This post was originally published by Business Green.
The rapid decline of nature in the UK isn’t just bad for the environment, it’s undermining our economic prosperity, as the Treasury’s recent Dasgupta Review on the economics of biodiversity and research by Cambridge University and the RSPB have shown. And turning around this crisis will only be achieved by concerted, co-ordinated action from both the public and private sectors.
Thankfully, we are now seeing the emergence of new private markets for environmental services from nature, with nature-based carbon offsetting schemes, such as the Woodland Carbon Code, water company programmes to improve rivers and the surrounding environment, and the concept of ‘biodiversity net gain’ for housing and other development projects on the horizon.
If these new markets can draw in more buyers, they could be a major tool for reversing nature decline and achieving the goals of the UK’s 25 year environment plan. Nature-based solutions have clear advantages for businesses, as well as wider benefits for society. For instance, healthy soils and biodiversity underpin the UK’s £105bn food industry. Natural flood management measures protect businesses, as well as homes, from the impacts of climate change. And other river catchment management measures can be used to improve water quality and reduce drought risk.
The government’s new post-Brexit Environmental Land Management scheme (ELM) for farmers and land managers will soon start to be piloted. This will eventually replace the much maligned EU CAP funding schemes, which made inefficient area based payments, with payments for land management that provides environmental benefits to society. This is a potentially powerful new route to protect and restore the environment. But it risks underdelivery if it fails to encourage and support growth in private markets alongside the public payment scheme.

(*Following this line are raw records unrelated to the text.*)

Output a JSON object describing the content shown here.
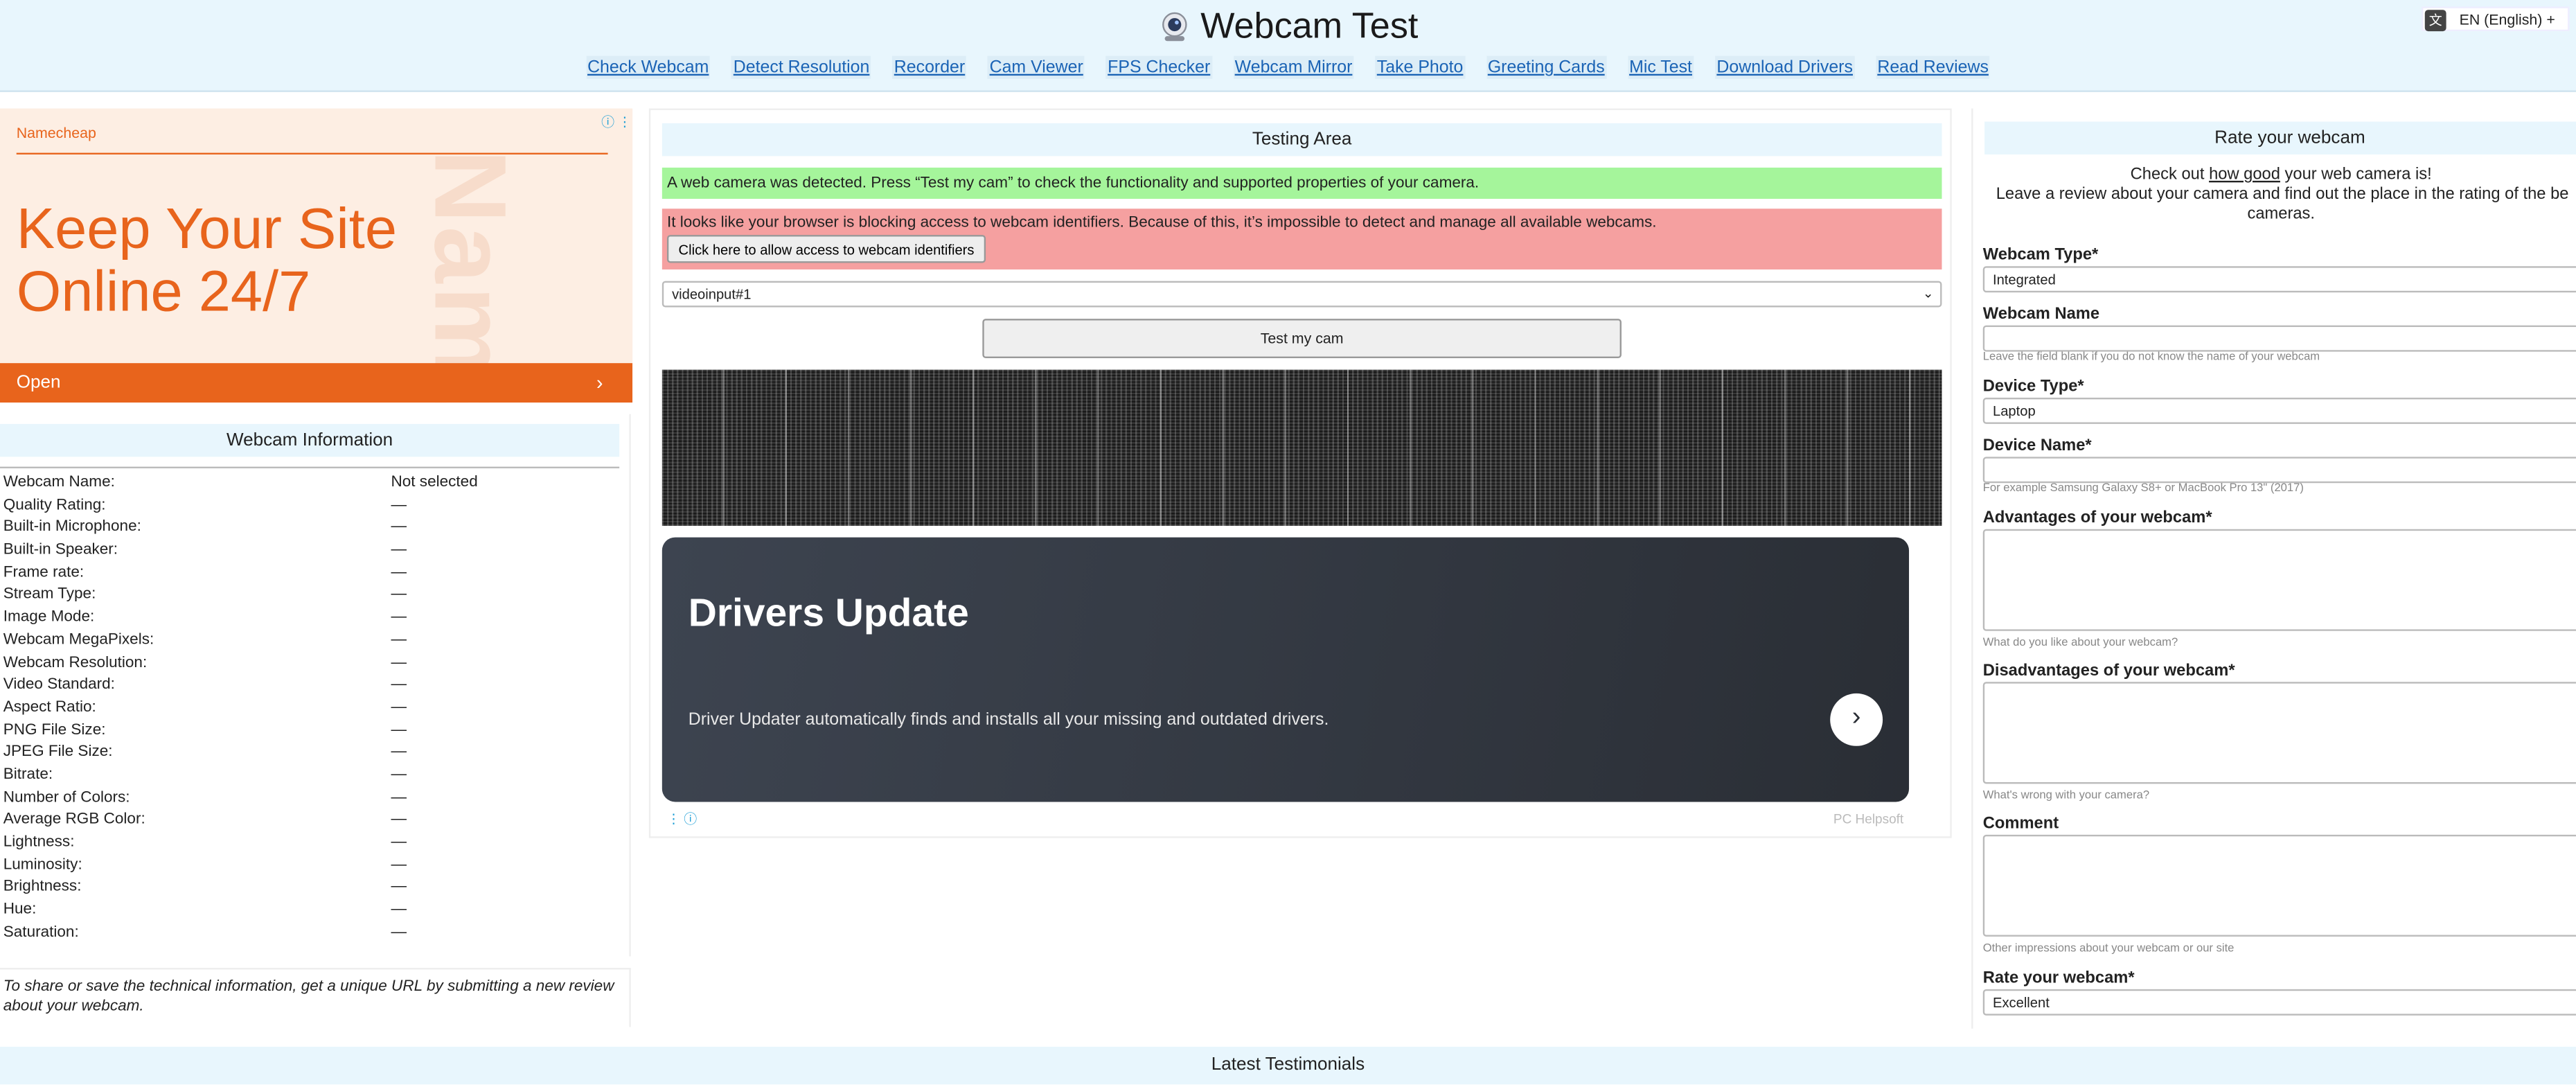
{
  "header": {
    "title": "Webcam Test",
    "language": "EN (English) +",
    "nav": [
      "Check Webcam",
      "Detect Resolution",
      "Recorder",
      "Cam Viewer",
      "FPS Checker",
      "Webcam Mirror",
      "Take Photo",
      "Greeting Cards",
      "Mic Test",
      "Download Drivers",
      "Read Reviews"
    ]
  },
  "ad_left": {
    "brand": "Namecheap",
    "headline": "Keep Your Site Online 24/7",
    "watermark": "Namecheap",
    "button": "Open"
  },
  "info": {
    "title": "Webcam Information",
    "rows": [
      {
        "k": "Webcam Name:",
        "v": "Not selected"
      },
      {
        "k": "Quality Rating:",
        "v": "—"
      },
      {
        "k": "Built-in Microphone:",
        "v": "—"
      },
      {
        "k": "Built-in Speaker:",
        "v": "—"
      },
      {
        "k": "Frame rate:",
        "v": "—"
      },
      {
        "k": "Stream Type:",
        "v": "—"
      },
      {
        "k": "Image Mode:",
        "v": "—"
      },
      {
        "k": "Webcam MegaPixels:",
        "v": "—"
      },
      {
        "k": "Webcam Resolution:",
        "v": "—"
      },
      {
        "k": "Video Standard:",
        "v": "—"
      },
      {
        "k": "Aspect Ratio:",
        "v": "—"
      },
      {
        "k": "PNG File Size:",
        "v": "—"
      },
      {
        "k": "JPEG File Size:",
        "v": "—"
      },
      {
        "k": "Bitrate:",
        "v": "—"
      },
      {
        "k": "Number of Colors:",
        "v": "—"
      },
      {
        "k": "Average RGB Color:",
        "v": "—"
      },
      {
        "k": "Lightness:",
        "v": "—"
      },
      {
        "k": "Luminosity:",
        "v": "—"
      },
      {
        "k": "Brightness:",
        "v": "—"
      },
      {
        "k": "Hue:",
        "v": "—"
      },
      {
        "k": "Saturation:",
        "v": "—"
      }
    ],
    "share_note": "To share or save the technical information, get a unique URL by submitting a new review about your webcam."
  },
  "testing": {
    "title": "Testing Area",
    "detected": "A web camera was detected. Press “Test my cam” to check the functionality and supported properties of your camera.",
    "blocked": "It looks like your browser is blocking access to webcam identifiers. Because of this, it’s impossible to detect and manage all available webcams.",
    "allow_button": "Click here to allow access to webcam identifiers",
    "device_select": "videoinput#1",
    "test_button": "Test my cam"
  },
  "ad_center": {
    "title": "Drivers Update",
    "description": "Driver Updater automatically finds and installs all your missing and outdated drivers.",
    "source": "PC Helpsoft",
    "adchoices": "⋮ ⓘ"
  },
  "rate": {
    "title": "Rate your webcam",
    "intro_a": "Check out ",
    "intro_link": "how good",
    "intro_b": " your web camera is!",
    "intro2": "Leave a review about your camera and find out the place in the rating of the be",
    "intro3": "cameras.",
    "webcam_type_label": "Webcam Type*",
    "webcam_type_value": "Integrated",
    "webcam_name_label": "Webcam Name",
    "webcam_name_hint": "Leave the field blank if you do not know the name of your webcam",
    "device_type_label": "Device Type*",
    "device_type_value": "Laptop",
    "device_name_label": "Device Name*",
    "device_name_hint": "For example Samsung Galaxy S8+ or MacBook Pro 13\" (2017)",
    "advantages_label": "Advantages of your webcam*",
    "advantages_hint": "What do you like about your webcam?",
    "disadvantages_label": "Disadvantages of your webcam*",
    "disadvantages_hint": "What's wrong with your camera?",
    "comment_label": "Comment",
    "comment_hint": "Other impressions about your webcam or our site",
    "rating_label": "Rate your webcam*",
    "rating_value": "Excellent"
  },
  "footer": {
    "title": "Latest Testimonials"
  },
  "colors": {
    "accent_orange": "#e8641c",
    "link_blue": "#1a63b5",
    "panel_blue": "#e8f6fd",
    "success_green": "#a5f59b",
    "error_red": "#f5a0a0"
  }
}
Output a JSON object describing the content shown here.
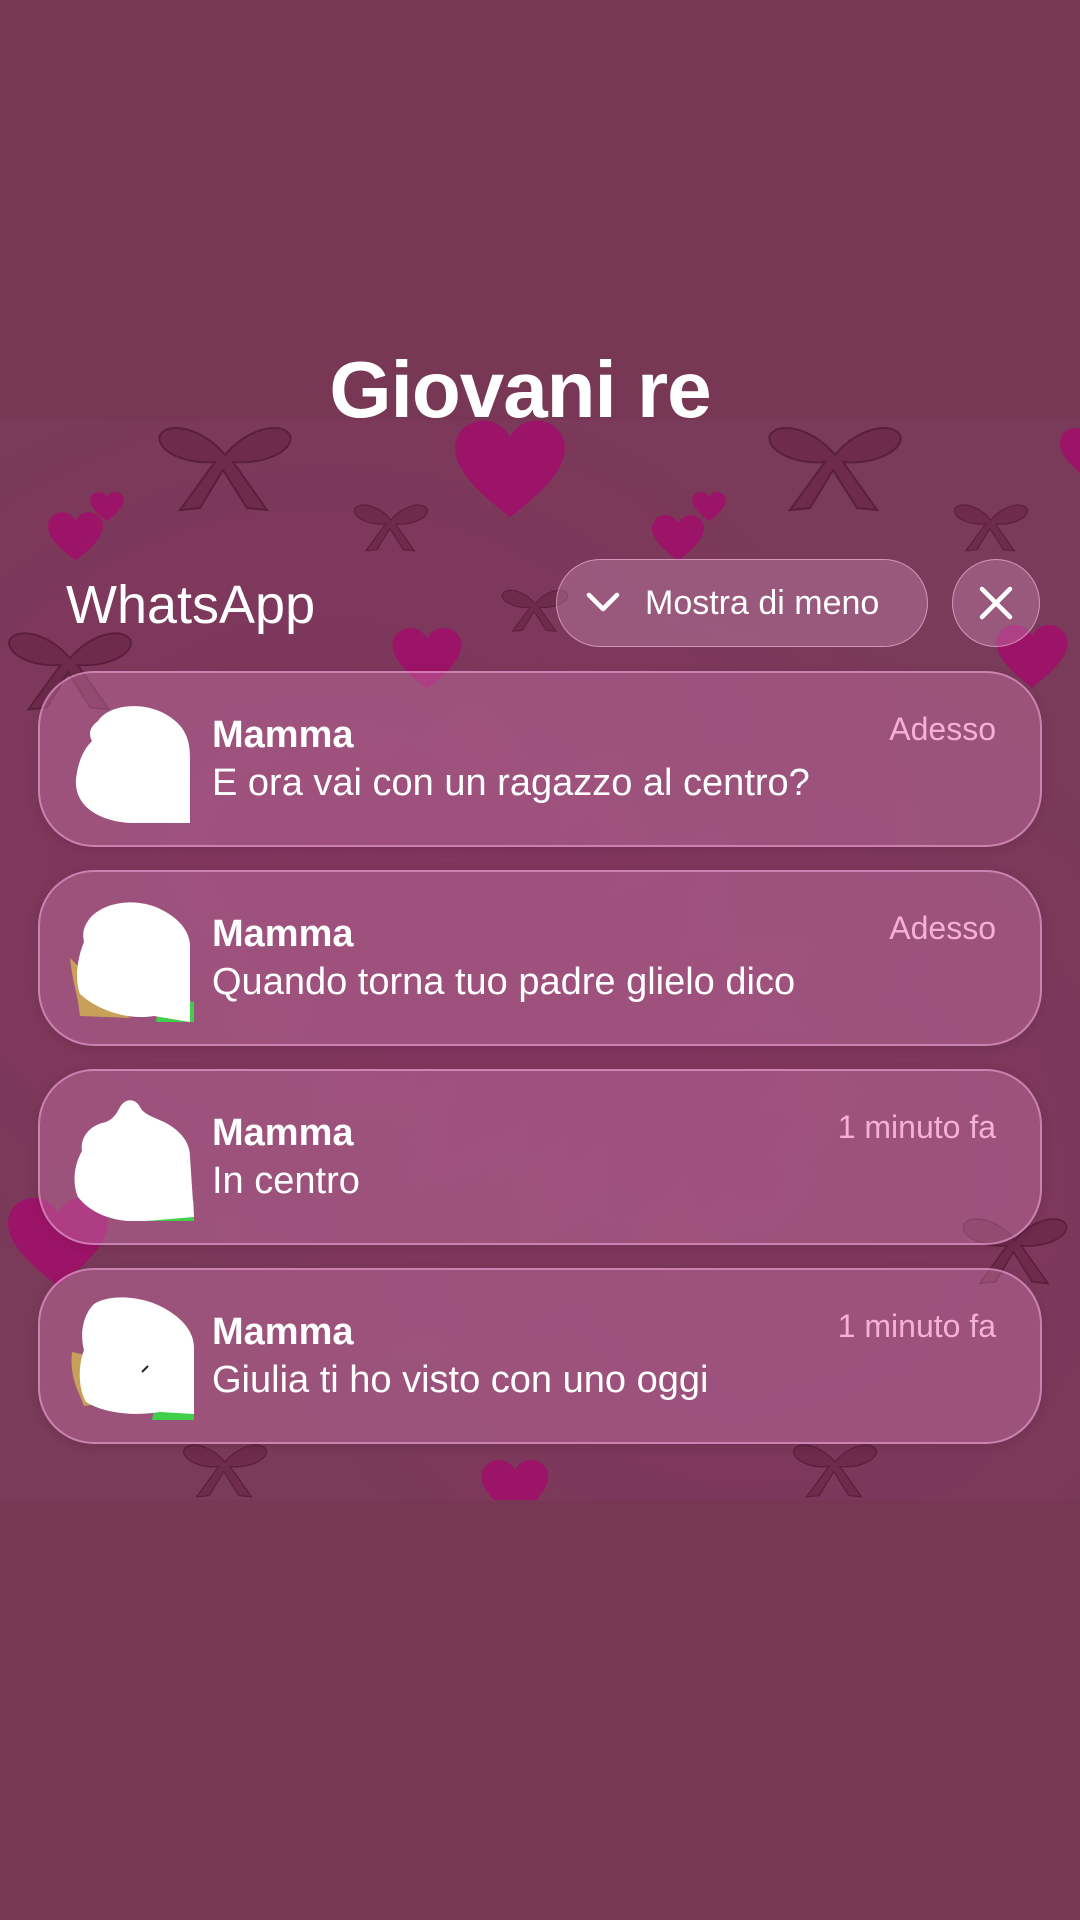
{
  "story": {
    "title": "Giovani re"
  },
  "notification_group": {
    "app_name": "WhatsApp",
    "show_less_label": "Mostra di meno",
    "notifications": [
      {
        "sender": "Mamma",
        "message": "E ora vai con un ragazzo al centro?",
        "time": "Adesso"
      },
      {
        "sender": "Mamma",
        "message": "Quando torna tuo padre glielo dico",
        "time": "Adesso"
      },
      {
        "sender": "Mamma",
        "message": "In centro",
        "time": "1 minuto fa"
      },
      {
        "sender": "Mamma",
        "message": "Giulia ti ho visto con uno oggi",
        "time": "1 minuto fa"
      }
    ]
  },
  "icons": {
    "show_less": "chevron-down-icon",
    "close": "close-icon",
    "wallpaper": [
      "heart-icon",
      "bow-icon"
    ]
  },
  "colors": {
    "background": "#783855",
    "time_text": "#f5b0d8",
    "heart": "#a0156a"
  }
}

Green Alliance has been working with a number of corporate and NGO partners in the Eden Valley in Cumbria, including National Trust, 3Keel, United Utilities and Nestlé, to demonstrate a locally-based market that can channel a combination of payments from public and private sources to farmers and land managers through a simple, single transaction infrastructure. We will shortly be publishing a toolkit on how to do these transactions.
The basis of our idea is to develop an approach that leads to much better value for money for both public and private sector buyers. For example, many of the beneficial interventions proposed under the new ELM, such as good soil management, deliver private as well as public goods. Indeed, good soil management is a focus of the private trade we have been working on in the Eden Valley. Where there are both private and public benefits to be gained from a scheme, it makes sense for private and public beneficiaries to jointly purchase the services, spreading the liabilities, providing savings and increasing the scale of the improvements that can be made.
We have found that private funding alone does not always provide sufficient incentive for systemic changes in farming that deliver the most for the environment, like arable reversion or innovative new grazing patterns , meaning that cheaper and less environmentally-positive interventions, like covers on slurry stores, are chosen instead. This has been our experience in the Eden Valley, where reverting some land from maize growing to permanent pasture would have multiple environmental benefits, but the high cost of it cannot be justified on the basis of the water quality benefit alone. If public money was used to top up the scheme, effectively to purchase public goods like greater biodiversity and carbon sequestration, then the more systemic changes would start to become viable, leading to better outcomes and faster nature recovery.
As well as better value for money and greater environmental benefit, integrating public and private funding through the model we’ve developed would also increase the longevity and permanence of outcomes targeted by the governmen”s ELM funding. Under CAP agri-environment schemes, results lasted only as long as grants continued and there was no structural change to the system. In contrast, our model would link public goods outcomes with real markets, where there is a material economic need. In this way, the environmental payments and outcomes are future-proofed because they are linked to a sustainable business model.
Unfortunately, the default position of most of the proposed ELM payments is that they will be separated from emerging privately funded projects. At best, this will do little to encourage more private buyers to enter the market but, at worst, it could have a freezing effect on market development, and severely hamper environmental recovery.
For example, competition between schemes could lead to public and private schemes stifling each other. This could be caused by farmers being forced to choose between competing schemes, or due to ELM money crowding out private investment. There are already signs of some farmers and land managers deferring their involvement in privately funded schemes available now, because they are unsure how it might affect their ability to take part in the future ELM. To avoid this, the government should avoid setting restrictive rules for ELM which tie up the land and make it difficult, or impossible, for farmers to also use their land to deliver environmental services for private buyers.
There is a risk too that public and private schemes operating in the same landscape will end up funding incongruous or conflicting measures which reduce the effectiveness of each. And, unless there is co-ordination between activities, there could be inefficiencies, with the risk of double funding and potentially even over-delivery of a particular outcome.
In 2019, then-Environment Secretary Michael Gove promised we were on the cusp of a revolution in agriculture and land management. Farmers and land managers offering environmental services to public and private buyers, as part of vibrant, local markets, should be at the heart of this revolution. And it is now in touching distance. A government payment scheme carefully designed to support and contribute to these new markets would seal the deal.